“The speed of service is great and the price point is also great. You just have to go there during off-hours because the lines can be long,” said Sun. For $29, dinner includes the signature tagliatelle al ragu — a Bolognese recipe made without cheese, milk or cream — a side of roasted cauliflower and a glass of wine.

Also notable in the neighborhood: Estate’s (1519 Wilshire Blvd.) $39 dinner options include the filet mignon and yuzu cheesecake. Belcampo (1026 Wilshire Blvd.) has been undergoing a remodel since June, so what better way to experience the meat haven’s new digs than with a $15 two-course lunch of beef tartare and a double fast burger. Hearty new American fare is what Upper West (3321 Pico Blvd.) does best; for dinner, start with the creamy burrata, pan roasted seabass (lentil mujadara, tomato chutney, tahini) as a main and brioche bread pudding (rye whiskey caramel, creme anglaise, berries) for a sweet ending, all for $39.   

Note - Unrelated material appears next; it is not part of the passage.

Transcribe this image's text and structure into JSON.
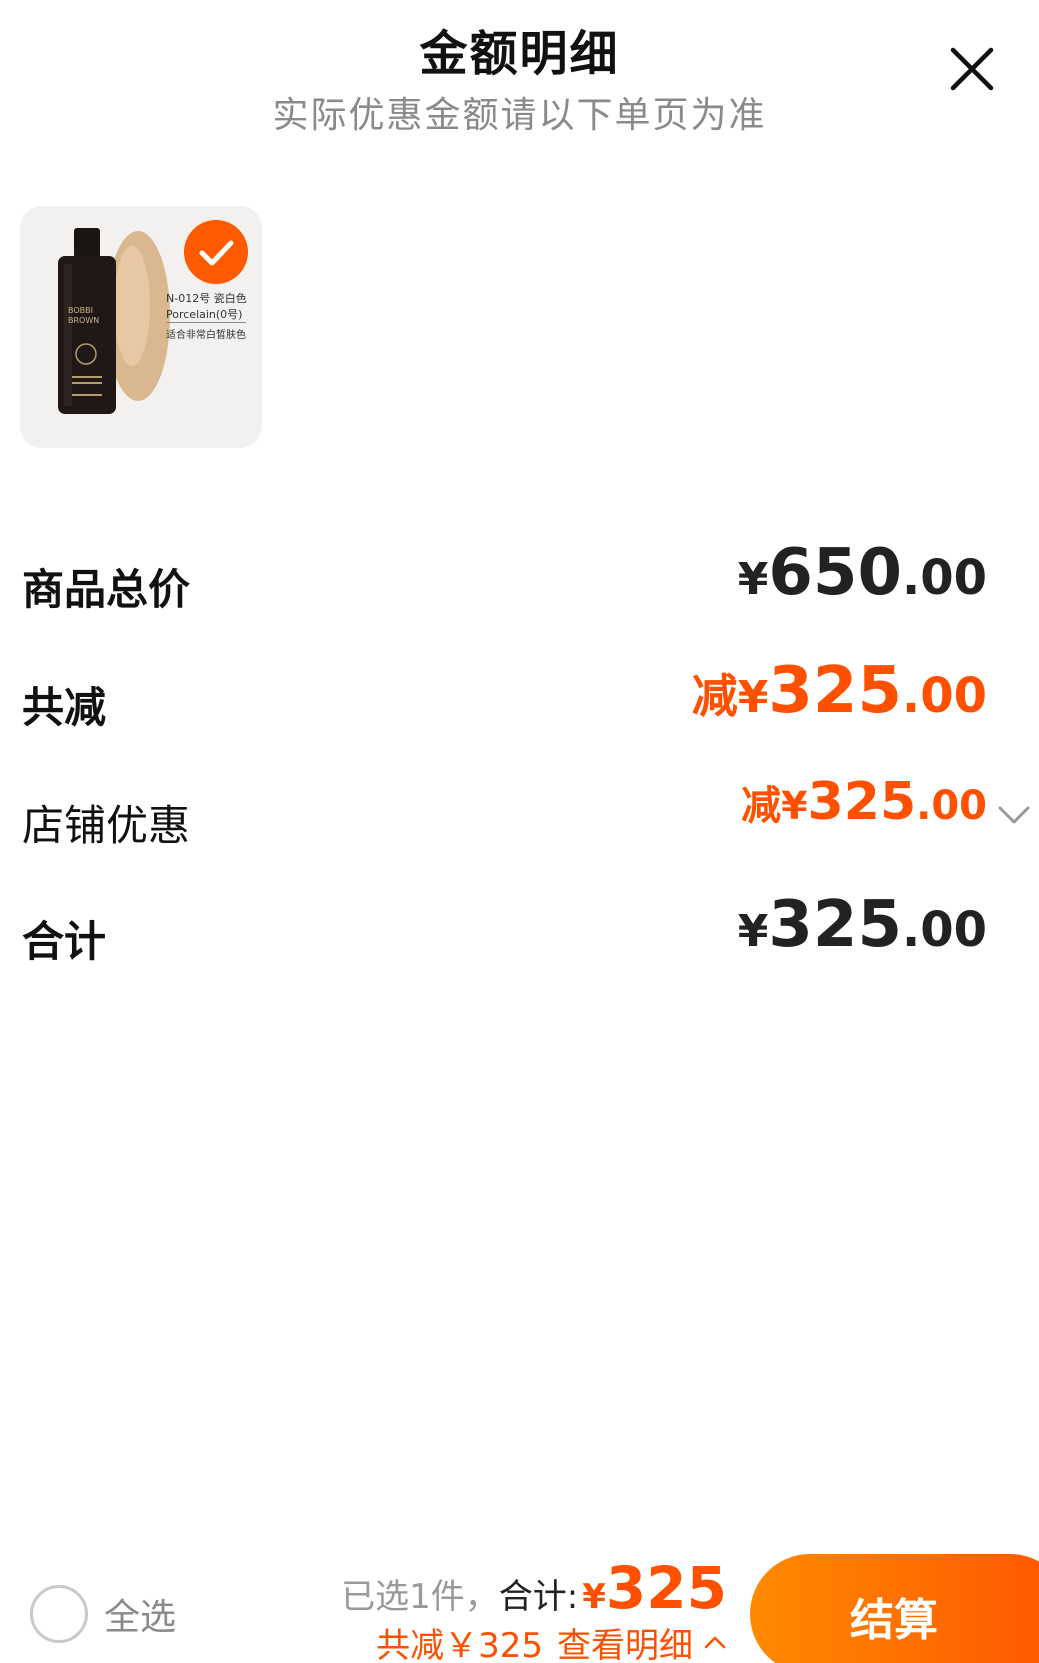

Arts & Events Editor Christina Campodonico contributed to this roundup. For full menus and to book reservations visit